[Entries from a dataset of interfaces]
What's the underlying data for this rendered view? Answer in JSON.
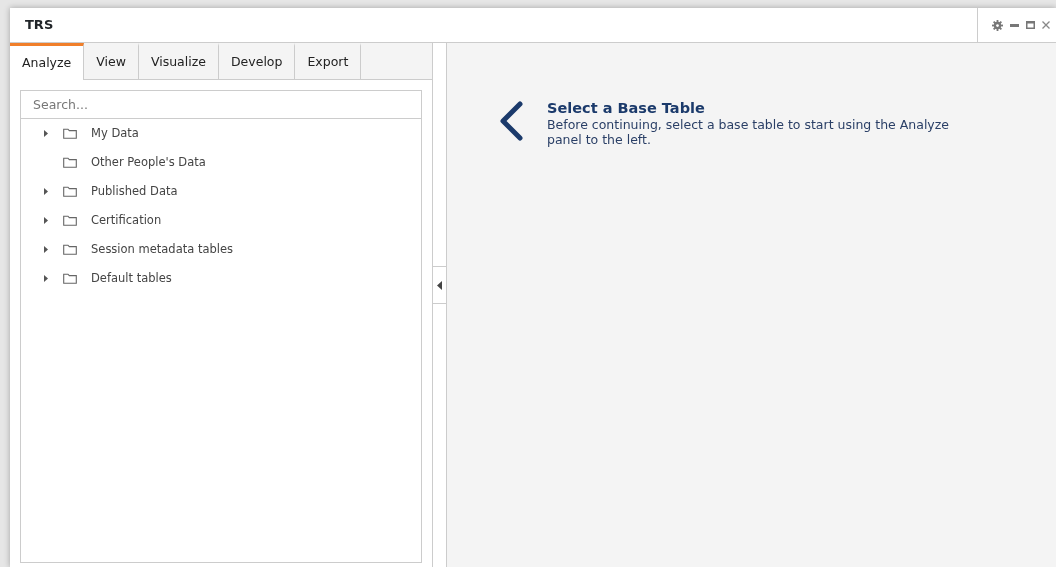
{
  "window": {
    "title": "TRS"
  },
  "tabs": [
    {
      "label": "Analyze",
      "selected": true
    },
    {
      "label": "View",
      "selected": false
    },
    {
      "label": "Visualize",
      "selected": false
    },
    {
      "label": "Develop",
      "selected": false
    },
    {
      "label": "Export",
      "selected": false
    }
  ],
  "search": {
    "placeholder": "Search..."
  },
  "tree": [
    {
      "label": "My Data",
      "expandable": true
    },
    {
      "label": "Other People's Data",
      "expandable": false
    },
    {
      "label": "Published Data",
      "expandable": true
    },
    {
      "label": "Certification",
      "expandable": true
    },
    {
      "label": "Session metadata tables",
      "expandable": true
    },
    {
      "label": "Default tables",
      "expandable": true
    }
  ],
  "message": {
    "title": "Select a Base Table",
    "body": "Before continuing, select a base table to start using the Analyze panel to the left."
  }
}
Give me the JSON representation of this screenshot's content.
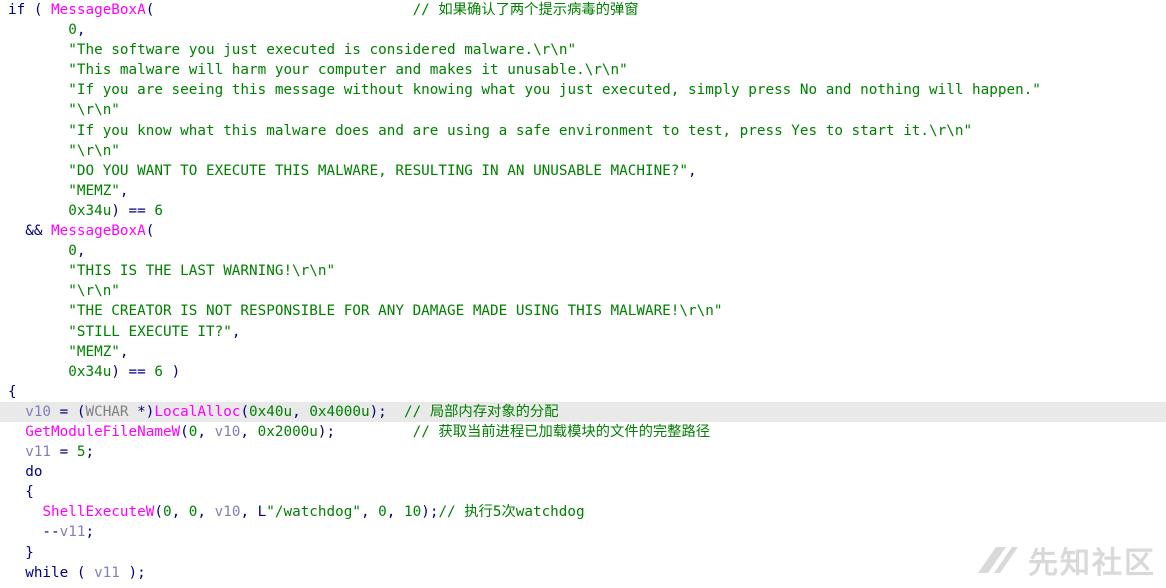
{
  "code": {
    "lines": [
      [
        {
          "t": "if ( ",
          "c": "kw"
        },
        {
          "t": "MessageBoxA",
          "c": "func"
        },
        {
          "t": "(                              ",
          "c": "punct"
        },
        {
          "t": "// 如果确认了两个提示病毒的弹窗",
          "c": "comment"
        }
      ],
      [
        {
          "t": "       ",
          "c": "plain"
        },
        {
          "t": "0",
          "c": "num"
        },
        {
          "t": ",",
          "c": "punct"
        }
      ],
      [
        {
          "t": "       ",
          "c": "plain"
        },
        {
          "t": "\"The software you just executed is considered malware.\\r\\n\"",
          "c": "str"
        }
      ],
      [
        {
          "t": "       ",
          "c": "plain"
        },
        {
          "t": "\"This malware will harm your computer and makes it unusable.\\r\\n\"",
          "c": "str"
        }
      ],
      [
        {
          "t": "       ",
          "c": "plain"
        },
        {
          "t": "\"If you are seeing this message without knowing what you just executed, simply press No and nothing will happen.\"",
          "c": "str"
        }
      ],
      [
        {
          "t": "       ",
          "c": "plain"
        },
        {
          "t": "\"\\r\\n\"",
          "c": "str"
        }
      ],
      [
        {
          "t": "       ",
          "c": "plain"
        },
        {
          "t": "\"If you know what this malware does and are using a safe environment to test, press Yes to start it.\\r\\n\"",
          "c": "str"
        }
      ],
      [
        {
          "t": "       ",
          "c": "plain"
        },
        {
          "t": "\"\\r\\n\"",
          "c": "str"
        }
      ],
      [
        {
          "t": "       ",
          "c": "plain"
        },
        {
          "t": "\"DO YOU WANT TO EXECUTE THIS MALWARE, RESULTING IN AN UNUSABLE MACHINE?\"",
          "c": "str"
        },
        {
          "t": ",",
          "c": "punct"
        }
      ],
      [
        {
          "t": "       ",
          "c": "plain"
        },
        {
          "t": "\"MEMZ\"",
          "c": "str"
        },
        {
          "t": ",",
          "c": "punct"
        }
      ],
      [
        {
          "t": "       ",
          "c": "plain"
        },
        {
          "t": "0x34u",
          "c": "num"
        },
        {
          "t": ") == ",
          "c": "punct"
        },
        {
          "t": "6",
          "c": "num"
        }
      ],
      [
        {
          "t": "  && ",
          "c": "punct"
        },
        {
          "t": "MessageBoxA",
          "c": "func"
        },
        {
          "t": "(",
          "c": "punct"
        }
      ],
      [
        {
          "t": "       ",
          "c": "plain"
        },
        {
          "t": "0",
          "c": "num"
        },
        {
          "t": ",",
          "c": "punct"
        }
      ],
      [
        {
          "t": "       ",
          "c": "plain"
        },
        {
          "t": "\"THIS IS THE LAST WARNING!\\r\\n\"",
          "c": "str"
        }
      ],
      [
        {
          "t": "       ",
          "c": "plain"
        },
        {
          "t": "\"\\r\\n\"",
          "c": "str"
        }
      ],
      [
        {
          "t": "       ",
          "c": "plain"
        },
        {
          "t": "\"THE CREATOR IS NOT RESPONSIBLE FOR ANY DAMAGE MADE USING THIS MALWARE!\\r\\n\"",
          "c": "str"
        }
      ],
      [
        {
          "t": "       ",
          "c": "plain"
        },
        {
          "t": "\"STILL EXECUTE IT?\"",
          "c": "str"
        },
        {
          "t": ",",
          "c": "punct"
        }
      ],
      [
        {
          "t": "       ",
          "c": "plain"
        },
        {
          "t": "\"MEMZ\"",
          "c": "str"
        },
        {
          "t": ",",
          "c": "punct"
        }
      ],
      [
        {
          "t": "       ",
          "c": "plain"
        },
        {
          "t": "0x34u",
          "c": "num"
        },
        {
          "t": ") == ",
          "c": "punct"
        },
        {
          "t": "6",
          "c": "num"
        },
        {
          "t": " )",
          "c": "punct"
        }
      ],
      [
        {
          "t": "{",
          "c": "punct"
        }
      ],
      [
        {
          "t": "  ",
          "c": "plain"
        },
        {
          "t": "v10",
          "c": "var"
        },
        {
          "t": " = (",
          "c": "punct"
        },
        {
          "t": "WCHAR",
          "c": "type"
        },
        {
          "t": " *)",
          "c": "punct"
        },
        {
          "t": "LocalAlloc",
          "c": "func"
        },
        {
          "t": "(",
          "c": "punct"
        },
        {
          "t": "0x40u",
          "c": "num"
        },
        {
          "t": ", ",
          "c": "punct"
        },
        {
          "t": "0x4000u",
          "c": "num"
        },
        {
          "t": ");  ",
          "c": "punct"
        },
        {
          "t": "// 局部内存对象的分配",
          "c": "comment"
        }
      ],
      [
        {
          "t": "  ",
          "c": "plain"
        },
        {
          "t": "GetModuleFileNameW",
          "c": "func"
        },
        {
          "t": "(",
          "c": "punct"
        },
        {
          "t": "0",
          "c": "num"
        },
        {
          "t": ", ",
          "c": "punct"
        },
        {
          "t": "v10",
          "c": "var"
        },
        {
          "t": ", ",
          "c": "punct"
        },
        {
          "t": "0x2000u",
          "c": "num"
        },
        {
          "t": ");         ",
          "c": "punct"
        },
        {
          "t": "// 获取当前进程已加载模块的文件的完整路径",
          "c": "comment"
        }
      ],
      [
        {
          "t": "  ",
          "c": "plain"
        },
        {
          "t": "v11",
          "c": "var"
        },
        {
          "t": " = ",
          "c": "punct"
        },
        {
          "t": "5",
          "c": "num"
        },
        {
          "t": ";",
          "c": "punct"
        }
      ],
      [
        {
          "t": "  do",
          "c": "kw"
        }
      ],
      [
        {
          "t": "  {",
          "c": "punct"
        }
      ],
      [
        {
          "t": "    ",
          "c": "plain"
        },
        {
          "t": "ShellExecuteW",
          "c": "func"
        },
        {
          "t": "(",
          "c": "punct"
        },
        {
          "t": "0",
          "c": "num"
        },
        {
          "t": ", ",
          "c": "punct"
        },
        {
          "t": "0",
          "c": "num"
        },
        {
          "t": ", ",
          "c": "punct"
        },
        {
          "t": "v10",
          "c": "var"
        },
        {
          "t": ", L",
          "c": "punct"
        },
        {
          "t": "\"/watchdog\"",
          "c": "str"
        },
        {
          "t": ", ",
          "c": "punct"
        },
        {
          "t": "0",
          "c": "num"
        },
        {
          "t": ", ",
          "c": "punct"
        },
        {
          "t": "10",
          "c": "num"
        },
        {
          "t": ");",
          "c": "punct"
        },
        {
          "t": "// 执行5次watchdog",
          "c": "comment"
        }
      ],
      [
        {
          "t": "    --",
          "c": "punct"
        },
        {
          "t": "v11",
          "c": "var"
        },
        {
          "t": ";",
          "c": "punct"
        }
      ],
      [
        {
          "t": "  }",
          "c": "punct"
        }
      ],
      [
        {
          "t": "  while ( ",
          "c": "kw"
        },
        {
          "t": "v11",
          "c": "var"
        },
        {
          "t": " );",
          "c": "punct"
        }
      ]
    ],
    "highlighted_line": 20
  },
  "colors": {
    "keyword": "#000080",
    "string": "#008000",
    "function": "#ff00ff",
    "variable": "#8080b8",
    "type": "#808080",
    "comment": "#008000",
    "highlight_bg": "#e9e9e9"
  },
  "watermark": {
    "icon": "xz-logo-icon",
    "text": "先知社区"
  }
}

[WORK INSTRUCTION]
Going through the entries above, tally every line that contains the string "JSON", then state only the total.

[TASK ANSWER]
2